*Work to complete*: Give back the whole listing exactly as written, leaving out each picture.
[[ Listed records, beginning ]]
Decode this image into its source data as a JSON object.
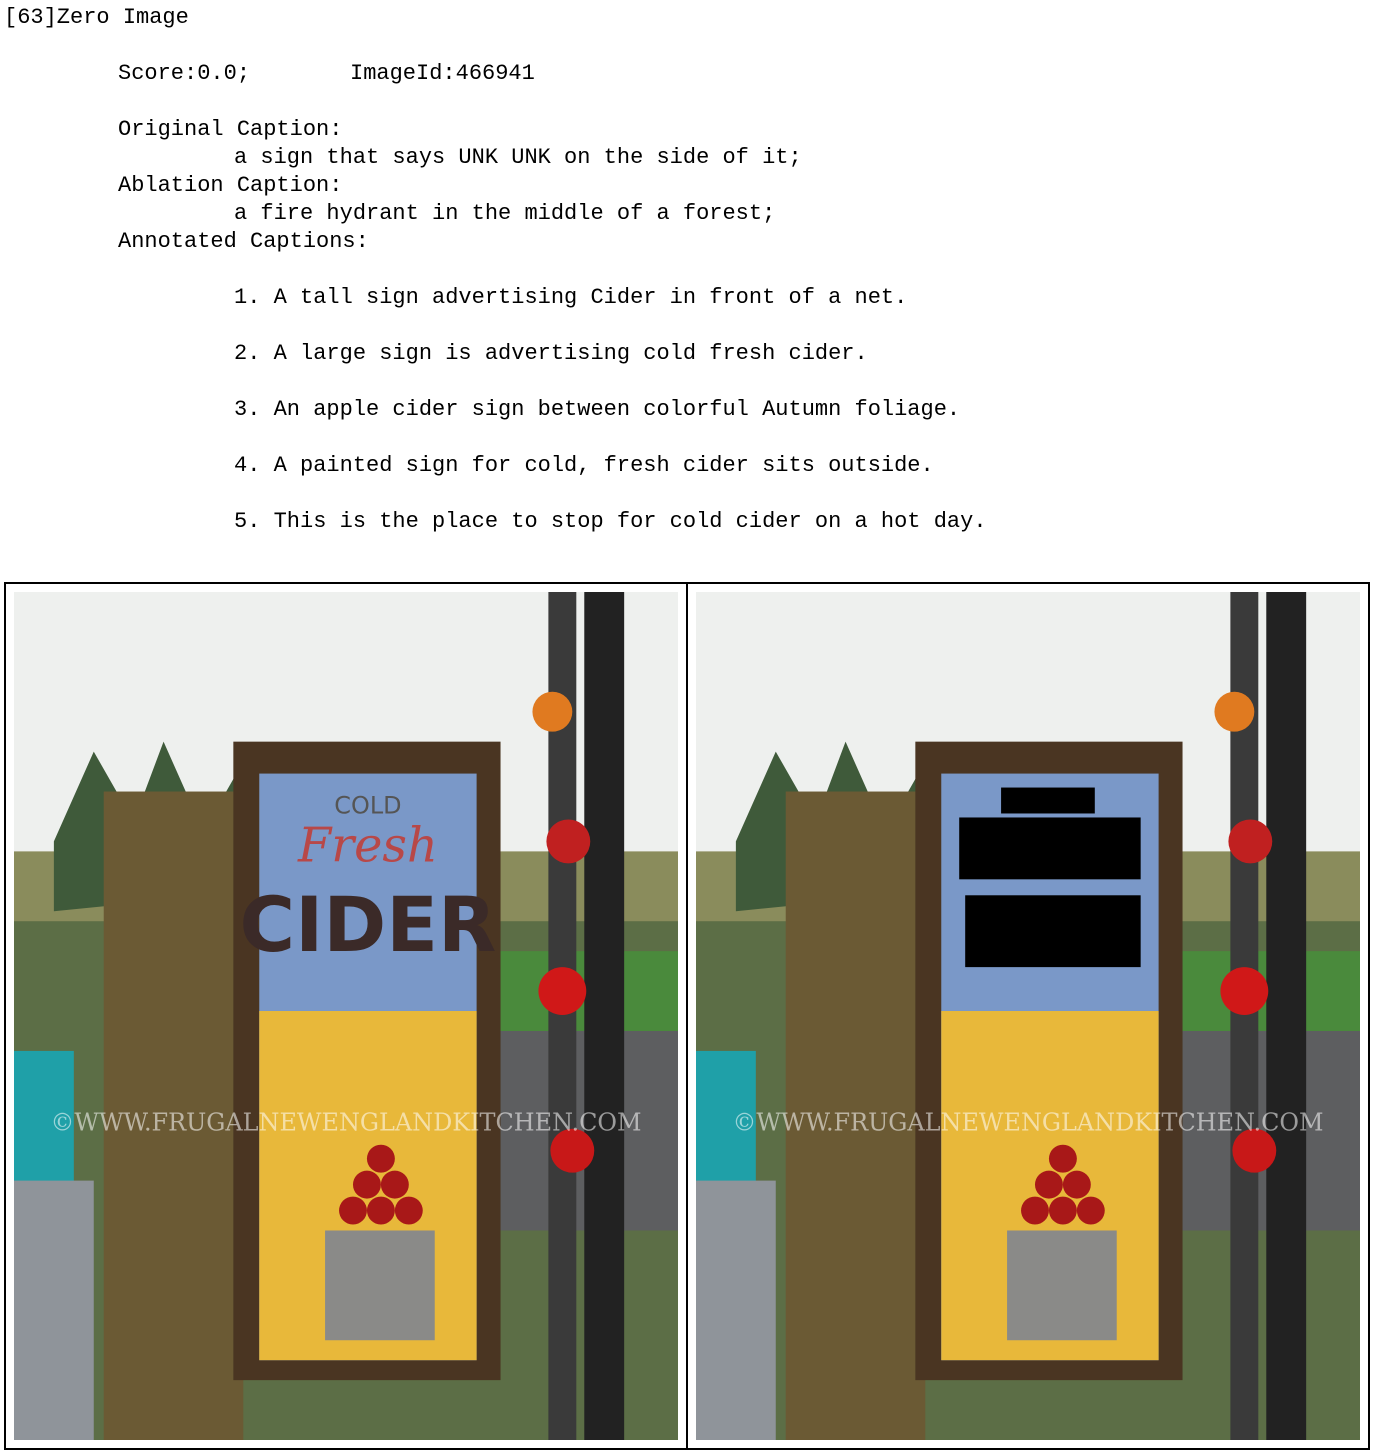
{
  "header": {
    "title": "[63]Zero Image"
  },
  "meta": {
    "score": "Score:0.0;",
    "image_id": "ImageId:466941"
  },
  "original": {
    "label": "Original Caption:",
    "text": "a sign that says UNK UNK on the side of it;"
  },
  "ablation": {
    "label": "Ablation Caption:",
    "text": "a fire hydrant in the middle of a forest;"
  },
  "annotated": {
    "label": "Annotated Captions:",
    "items": [
      "1. A tall sign advertising Cider in front of a net.",
      "2. A large sign is advertising cold fresh cider.",
      "3. An apple cider sign between colorful Autumn foliage.",
      "4. A painted sign for cold, fresh cider sits outside.",
      "5. This is the place to stop for cold cider on a hot day."
    ]
  },
  "figure": {
    "sign_words": [
      "COLD",
      "Fresh",
      "CIDER"
    ],
    "watermark": "©WWW.FRUGALNEWENGLANDKITCHEN.COM"
  }
}
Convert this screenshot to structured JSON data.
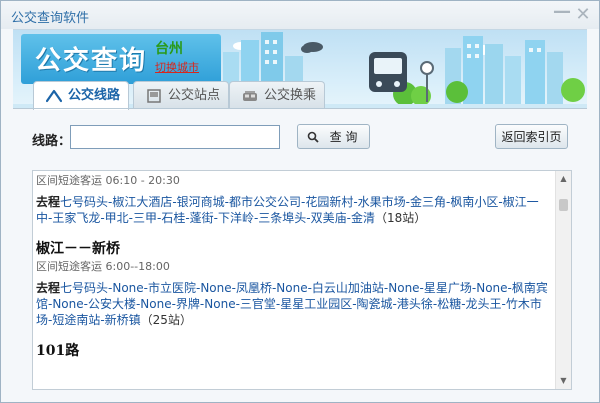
{
  "window": {
    "title": "公交查询软件",
    "minimize_glyph": "—",
    "close_glyph": "✕"
  },
  "banner": {
    "title": "公交查询",
    "city": "台州",
    "switch_city": "切换城市"
  },
  "tabs": [
    {
      "label": "公交线路",
      "icon": "bus-line-icon",
      "active": true
    },
    {
      "label": "公交站点",
      "icon": "bus-stop-icon",
      "active": false
    },
    {
      "label": "公交换乘",
      "icon": "bus-transfer-icon",
      "active": false
    }
  ],
  "search": {
    "label": "线路：",
    "value": "",
    "query_button": "查 询",
    "back_button": "返回索引页"
  },
  "results": [
    {
      "name": "",
      "meta": "区间短途客运  06:10 - 20:30",
      "direction": "去程",
      "stops": "七号码头-椒江大酒店-银河商城-都市公交公司-花园新村-水果市场-金三角-枫南小区-椒江一中-王家飞龙-甲北-三甲-石桂-蓬街-下洋岭-三条埠头-双美庙-金清",
      "count": "（18站）"
    },
    {
      "name": "椒江－－新桥",
      "meta": "区间短途客运  6:00--18:00",
      "direction": "去程",
      "stops": "七号码头-None-市立医院-None-凤凰桥-None-白云山加油站-None-星星广场-None-枫南宾馆-None-公安大楼-None-界牌-None-三官堂-星星工业园区-陶瓷城-港头徐-松糖-龙头王-竹木市场-短途南站-新桥镇",
      "count": "（25站）"
    },
    {
      "name": "101路",
      "meta": "",
      "direction": "",
      "stops": "",
      "count": ""
    }
  ],
  "colors": {
    "accent": "#1b64a8",
    "stop_link": "#1a56a0",
    "city": "#2a9a1a",
    "switch_city": "#d8261c"
  }
}
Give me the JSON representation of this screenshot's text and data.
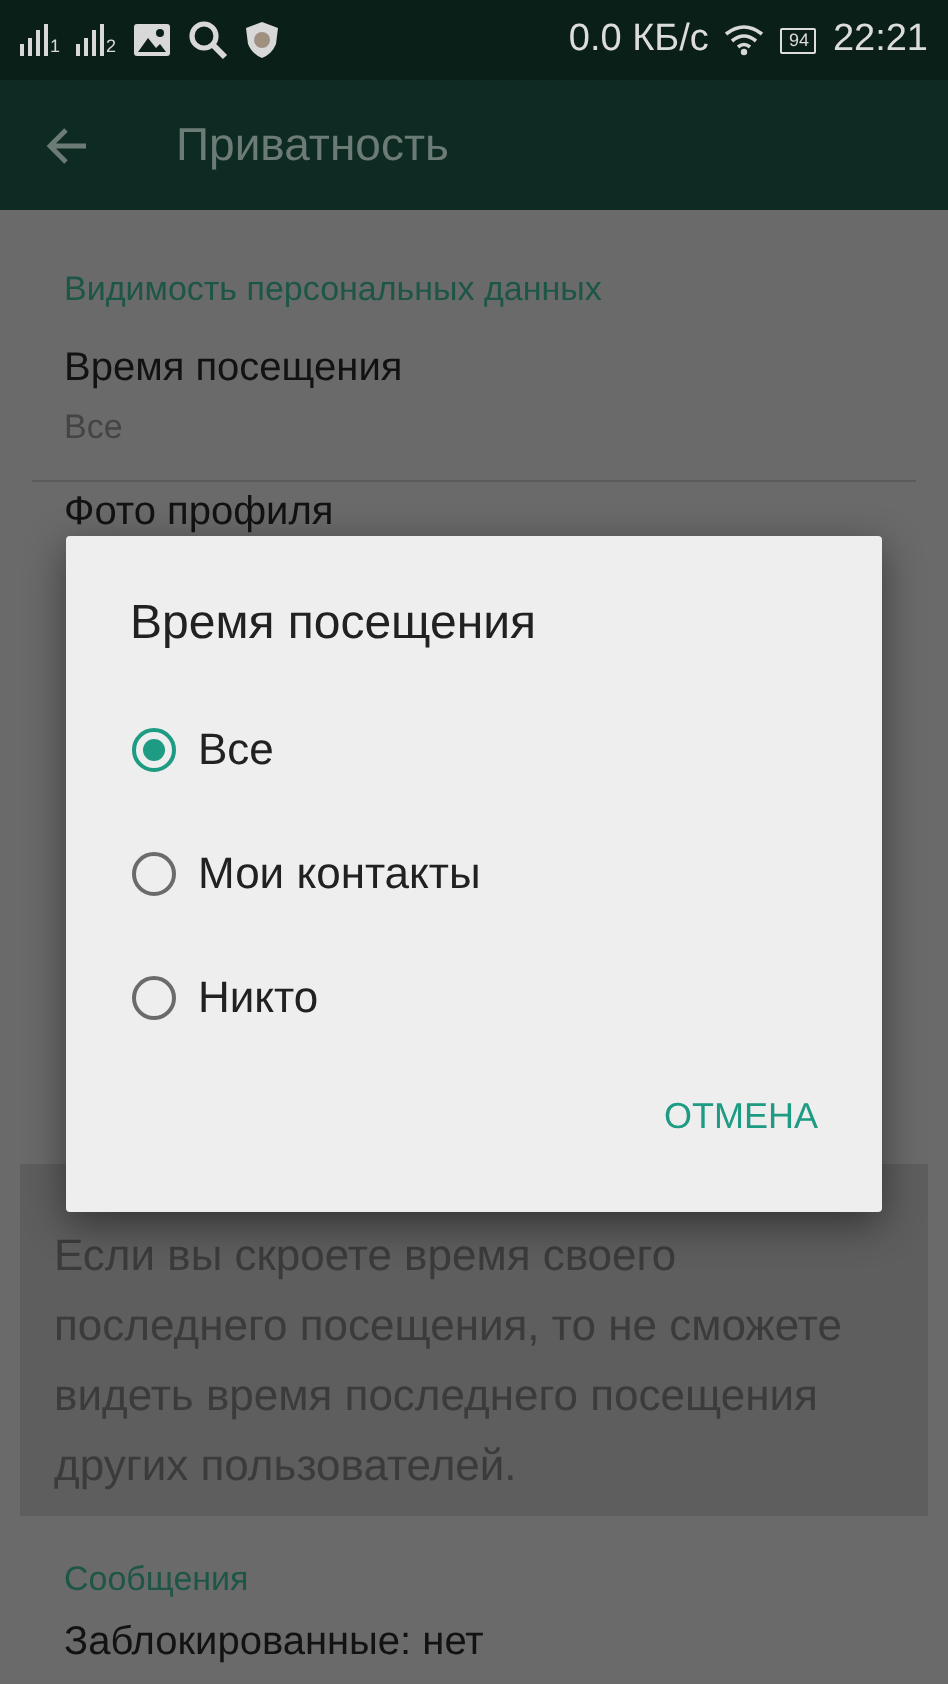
{
  "status_bar": {
    "sims": [
      {
        "index": "1"
      },
      {
        "index": "2"
      }
    ],
    "speed": "0.0 КБ/с",
    "battery": "94",
    "time": "22:21"
  },
  "app_bar": {
    "title": "Приватность"
  },
  "visibility_section": {
    "header": "Видимость персональных данных",
    "items": [
      {
        "title": "Время посещения",
        "value": "Все"
      },
      {
        "title": "Фото профиля"
      }
    ]
  },
  "info_text": "Если вы скроете время своего последнего посещения, то не сможете видеть время последнего посещения других пользователей.",
  "messages_section": {
    "header": "Сообщения",
    "items": [
      {
        "title": "Заблокированные: нет"
      }
    ]
  },
  "dialog": {
    "title": "Время посещения",
    "options": [
      {
        "label": "Все",
        "selected": true
      },
      {
        "label": "Мои контакты",
        "selected": false
      },
      {
        "label": "Никто",
        "selected": false
      }
    ],
    "buttons": [
      "ОТМЕНА"
    ]
  }
}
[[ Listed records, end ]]
*Result for this exercise*:
Decode this image into its source data as a JSON object.
{
  "header": {
    "title": "[63]Zero Image"
  },
  "meta": {
    "score": "Score:0.0;",
    "image_id": "ImageId:466941"
  },
  "original": {
    "label": "Original Caption:",
    "text": "a sign that says UNK UNK on the side of it;"
  },
  "ablation": {
    "label": "Ablation Caption:",
    "text": "a fire hydrant in the middle of a forest;"
  },
  "annotated": {
    "label": "Annotated Captions:",
    "items": [
      "1. A tall sign advertising Cider in front of a net.",
      "2. A large sign is advertising cold fresh cider.",
      "3. An apple cider sign between colorful Autumn foliage.",
      "4. A painted sign for cold, fresh cider sits outside.",
      "5. This is the place to stop for cold cider on a hot day."
    ]
  },
  "figure": {
    "sign_words": [
      "COLD",
      "Fresh",
      "CIDER"
    ],
    "watermark": "©WWW.FRUGALNEWENGLANDKITCHEN.COM"
  }
}
Convert this screenshot to structured JSON data.
{
  "window": {
    "title": "公交查询软件",
    "minimize_glyph": "—",
    "close_glyph": "✕"
  },
  "banner": {
    "title": "公交查询",
    "city": "台州",
    "switch_city": "切换城市"
  },
  "tabs": [
    {
      "label": "公交线路",
      "icon": "bus-line-icon",
      "active": true
    },
    {
      "label": "公交站点",
      "icon": "bus-stop-icon",
      "active": false
    },
    {
      "label": "公交换乘",
      "icon": "bus-transfer-icon",
      "active": false
    }
  ],
  "search": {
    "label": "线路：",
    "value": "",
    "query_button": "查 询",
    "back_button": "返回索引页"
  },
  "results": [
    {
      "name": "",
      "meta": "区间短途客运  06:10 - 20:30",
      "direction": "去程",
      "stops": "七号码头-椒江大酒店-银河商城-都市公交公司-花园新村-水果市场-金三角-枫南小区-椒江一中-王家飞龙-甲北-三甲-石桂-蓬街-下洋岭-三条埠头-双美庙-金清",
      "count": "（18站）"
    },
    {
      "name": "椒江－－新桥",
      "meta": "区间短途客运  6:00--18:00",
      "direction": "去程",
      "stops": "七号码头-None-市立医院-None-凤凰桥-None-白云山加油站-None-星星广场-None-枫南宾馆-None-公安大楼-None-界牌-None-三官堂-星星工业园区-陶瓷城-港头徐-松糖-龙头王-竹木市场-短途南站-新桥镇",
      "count": "（25站）"
    },
    {
      "name": "101路",
      "meta": "",
      "direction": "",
      "stops": "",
      "count": ""
    }
  ],
  "colors": {
    "accent": "#1b64a8",
    "stop_link": "#1a56a0",
    "city": "#2a9a1a",
    "switch_city": "#d8261c"
  }
}
Give me the JSON representation of this screenshot's text and data.
{
  "status_bar": {
    "sims": [
      {
        "index": "1"
      },
      {
        "index": "2"
      }
    ],
    "speed": "0.0 КБ/с",
    "battery": "94",
    "time": "22:21"
  },
  "app_bar": {
    "title": "Приватность"
  },
  "visibility_section": {
    "header": "Видимость персональных данных",
    "items": [
      {
        "title": "Время посещения",
        "value": "Все"
      },
      {
        "title": "Фото профиля"
      }
    ]
  },
  "info_text": "Если вы скроете время своего последнего посещения, то не сможете видеть время последнего посещения других пользователей.",
  "messages_section": {
    "header": "Сообщения",
    "items": [
      {
        "title": "Заблокированные: нет"
      }
    ]
  },
  "dialog": {
    "title": "Время посещения",
    "options": [
      {
        "label": "Все",
        "selected": true
      },
      {
        "label": "Мои контакты",
        "selected": false
      },
      {
        "label": "Никто",
        "selected": false
      }
    ],
    "buttons": [
      "ОТМЕНА"
    ]
  }
}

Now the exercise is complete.